Meeke blunder sees him crash out with regrets
Kris Meeke emerged from Rally France bruised and shaken but it was his pride which took the biggest battering.
As team-mate Dani Sordo took a second successive podium for Mini, finishing a handful of seconds behind the winning Citroen of Sebastien Ogier, Meeke was left to rue the mistake which cost him fifth place.
The former IRC champion from Dungannon had been running strongly in fourth place but had fallen behind the Ford of Jari-Matti Latvala on stage 12 of the Strasbourg-based round of the World Championship.
As he raised his pace in an effort to regain the position, Meeke’s Mini Countryman ran wide on a fifth gear right-hander, catching loose gravel on the outside of the corner and skating off the road into the trees.
Meeke and co-driver Paul Nagle escaped without serious injury but the car was too badly damaged to continue.
Meeke said it was “completely my mistake.”
“I had made a small adjustment to the pace note for the corner after the first run through in the morning and tried to go a little bit faster,” he explained.
“But it was too fast and we caught the gravel and so we simply understeered off the road.
“I was just a bit ambitious and it was completely my mistake.

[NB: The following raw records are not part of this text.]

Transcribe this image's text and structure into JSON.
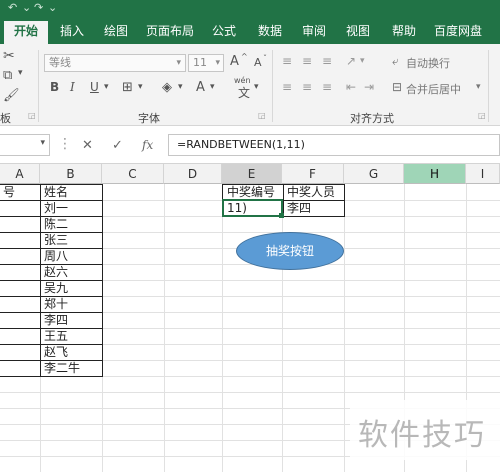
{
  "titlebar": {
    "undo_icon": "undo-icon",
    "redo_icon": "redo-icon"
  },
  "tabs": [
    {
      "label": "开始",
      "active": true
    },
    {
      "label": "插入"
    },
    {
      "label": "绘图"
    },
    {
      "label": "页面布局"
    },
    {
      "label": "公式"
    },
    {
      "label": "数据"
    },
    {
      "label": "审阅"
    },
    {
      "label": "视图"
    },
    {
      "label": "帮助"
    },
    {
      "label": "百度网盘"
    }
  ],
  "ribbon": {
    "font_name": "等线",
    "font_size": "11",
    "font_group_label": "字体",
    "align_group_label": "对齐方式",
    "clipboard_label": "板",
    "bold": "B",
    "italic": "I",
    "underline": "U",
    "grow_font": "A",
    "shrink_font": "A",
    "font_color": "A",
    "phonetic": "wén",
    "wrap_text": "自动换行",
    "merge_center": "合并后居中"
  },
  "formula_bar": {
    "cancel": "✕",
    "enter": "✓",
    "fx": "fx",
    "formula": "=RANDBETWEEN(1,11)"
  },
  "grid": {
    "columns": [
      "A",
      "B",
      "C",
      "D",
      "E",
      "F",
      "G",
      "H",
      "I"
    ],
    "header_B": "姓名",
    "header_A_partial": "号",
    "names": [
      "刘一",
      "陈二",
      "张三",
      "周八",
      "赵六",
      "吴九",
      "郑十",
      "李四",
      "王五",
      "赵飞",
      "李二牛"
    ],
    "e_header": "中奖编号",
    "f_header": "中奖人员",
    "e_value": "11)",
    "f_value": "李四",
    "button_label": "抽奖按钮",
    "watermark": "软件技巧"
  }
}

I have to take it on the chin,” he added.
Sordo, meanwhile, drove superbly, following up on his third place in Germany by leading the French event before being edged out by young local ace Ogier.
Petter Solberg and Ulster co-driver Chris Patterson finished third after their privateer Citroen lost time with a puncture.
With Sebastien Loeb being forced out with engine failure the World Championship is now wide open, Ogier and Ford’s Mikko Hirvonen, who was fourth, both within three points of the seven-times champion with two rounds remaining.
Further back, Alastair Fisher was promoted to first place in the WRC Academy category after Yeray Lemes was handed a five minute penalty for speed limit infringements on a road section.
The Academy category had initially been dominated by Craig Breen but he was forced to retire after his Ford Fiesta hit a bank, breaking a driveshaft.
Daragh O’Riordan won the final round of the Irish Tarmac championship, the Cork ‘20’ International, but it wasn’t enough to prevent Tim McNulty becoming champion for the first time.
McNulty, the Ulster Rally winner, finished 45 seconds behind the young Cork driver in a Subaru one-two.
And third place for Fermanagh’s Garry Jennings in his Mitsubishi saw him take the production championship.